My parents were invited to a wedding in Davao City, so they had this idea of taking a trip afterwards to South Cotabato, where my dad was originally from. And so I tag along, though since I wasn’t invited to the wedding, I go straight to General Santos City, where I will stay for a couple of days before meeting them and going with them to Koronadal (Marbel), my dad’s home city.
But I’ve explored GenSan, as it’s more commonly known, before, so I plan to explore Sarangani this time.
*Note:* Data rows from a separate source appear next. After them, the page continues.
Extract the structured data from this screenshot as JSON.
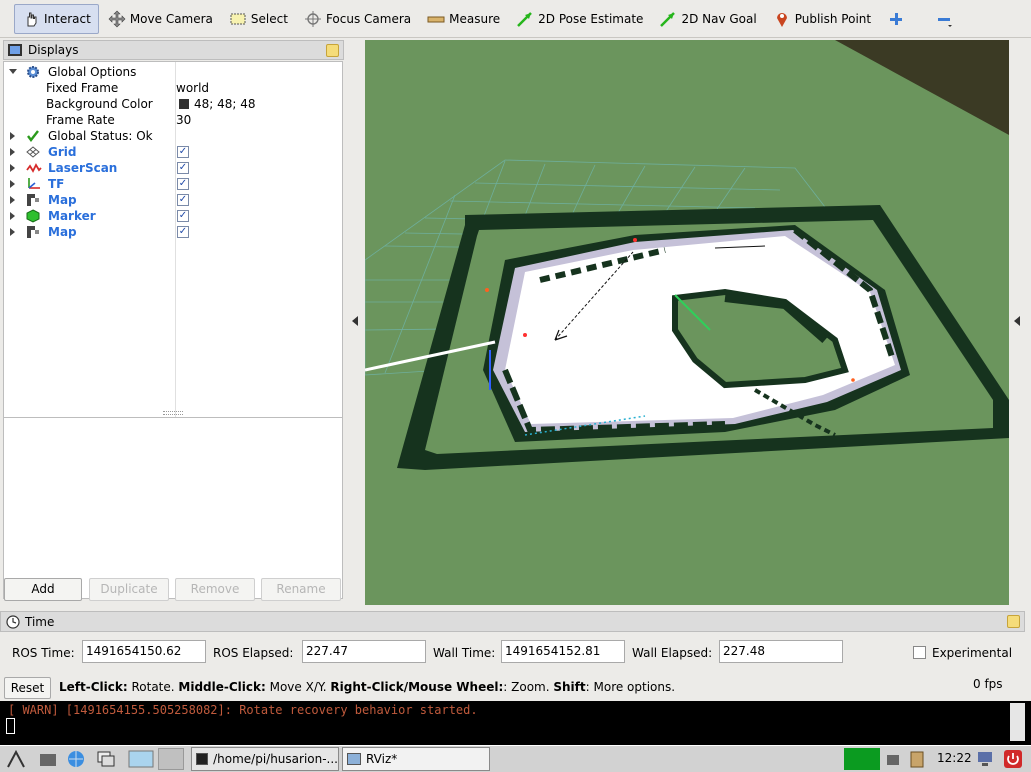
{
  "toolbar": {
    "tools": [
      {
        "label": "Interact",
        "icon": "hand-icon"
      },
      {
        "label": "Move Camera",
        "icon": "move-icon"
      },
      {
        "label": "Select",
        "icon": "select-icon"
      },
      {
        "label": "Focus Camera",
        "icon": "focus-icon"
      },
      {
        "label": "Measure",
        "icon": "ruler-icon"
      },
      {
        "label": "2D Pose Estimate",
        "icon": "pose-arrow-icon"
      },
      {
        "label": "2D Nav Goal",
        "icon": "nav-arrow-icon"
      },
      {
        "label": "Publish Point",
        "icon": "pin-icon"
      }
    ]
  },
  "displays": {
    "title": "Displays",
    "global_options": "Global Options",
    "fixed_frame_label": "Fixed Frame",
    "fixed_frame_value": "world",
    "bg_color_label": "Background Color",
    "bg_color_value": "48; 48; 48",
    "frame_rate_label": "Frame Rate",
    "frame_rate_value": "30",
    "global_status": "Global Status: Ok",
    "items": [
      {
        "label": "Grid"
      },
      {
        "label": "LaserScan"
      },
      {
        "label": "TF"
      },
      {
        "label": "Map"
      },
      {
        "label": "Marker"
      },
      {
        "label": "Map"
      }
    ],
    "buttons": {
      "add": "Add",
      "duplicate": "Duplicate",
      "remove": "Remove",
      "rename": "Rename"
    }
  },
  "time": {
    "title": "Time",
    "ros_time_label": "ROS Time:",
    "ros_time_value": "1491654150.62",
    "ros_elapsed_label": "ROS Elapsed:",
    "ros_elapsed_value": "227.47",
    "wall_time_label": "Wall Time:",
    "wall_time_value": "1491654152.81",
    "wall_elapsed_label": "Wall Elapsed:",
    "wall_elapsed_value": "227.48",
    "experimental_label": "Experimental",
    "reset_label": "Reset",
    "hint_parts": [
      "Left-Click:",
      " Rotate. ",
      "Middle-Click:",
      " Move X/Y. ",
      "Right-Click/Mouse Wheel:",
      ": Zoom. ",
      "Shift",
      ": More options."
    ],
    "fps": "0 fps"
  },
  "console": {
    "line": "[ WARN] [1491654155.505258082]: Rotate recovery behavior started."
  },
  "taskbar": {
    "terminal_task": "/home/pi/husarion-...",
    "rviz_task": "RViz*",
    "clock": "12:22"
  },
  "colors": {
    "view_bg": "#6b955d",
    "map_wall": "#16331e",
    "link_blue": "#2a6fdb",
    "warn_text": "#c05a3c"
  }
}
The Philippines’ southernmost province, Sarangani was once part of South Cotabato before becoming an independent province in 1992. The province is divided into two by the Sarangani Bay and GenSan. Alabel, the capital, is in the eastern part and just a 20-minute ride from central GenSan. I make it my first destination, mainly because it’s the easiest part of Sarangani to go to; plus, since it’s the capital, I figure it makes the most sense as an introduction to the province.
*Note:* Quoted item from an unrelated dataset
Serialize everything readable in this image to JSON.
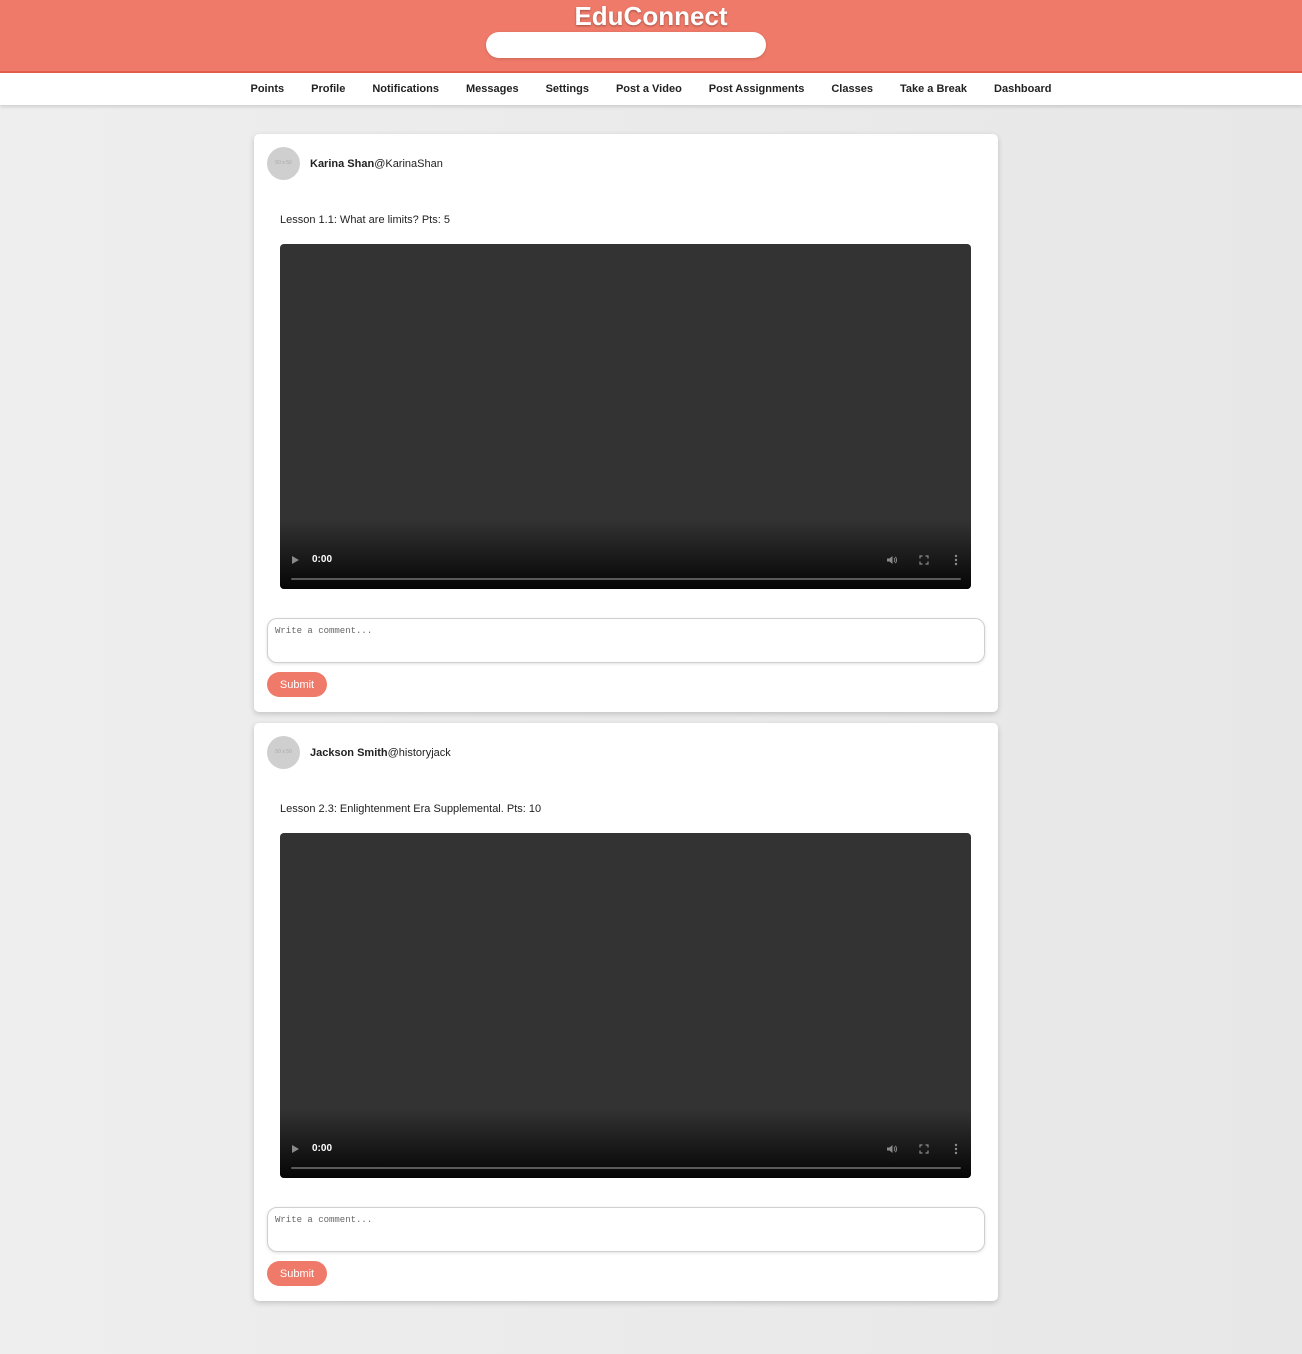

Alabel is essentially just a town, and there’s not much in the way of traditional “sights” — though the green carpets of rice fields are really great to behold, especially in this rainy season. There’s the provincial capitol in the middle of a sprawling field, though not much to hold a traveler’s attention. It would’ve been a great place to bike, though, with the wide highways almost devoid of vehicles. Only tricycles and the occasional car pass through.
I take a tricycle to the municipal hall, about 3 kilometers east. With a utilitarian architecture that wouldn’t feel out of place in any small Philippine town, it’s not much to remember either. And right now, there’s a construction ongoing for what I assume will be the new municipal building, blighting the park in front of the municipal hall.
Without much to do, I retreat to the highway. Nearby, I hear a woman singing at a karaoke, doing her passable rendition of a 90s rock. Other than that, it’s a quiet weekend afternoon. For a capital town, Alabel feels decidedly sleepy. Surprisingly, it doesn’t even have a Jollibee (though there’s 7-Eleven and Dunkin’ Donuts).
After a few minutes of strolling around, I ride a tricycle to the nearest beach, Ladol Beach. It’s not really conducive to swimming, with a rocky shore, strong waves, and murky waters. But a few kids are playing in the water, and the cool winds are great for relaxing. I stay here for about half an hour, enjoying the relative solitude and the quietness. Hi, me — welcome to Sarangani.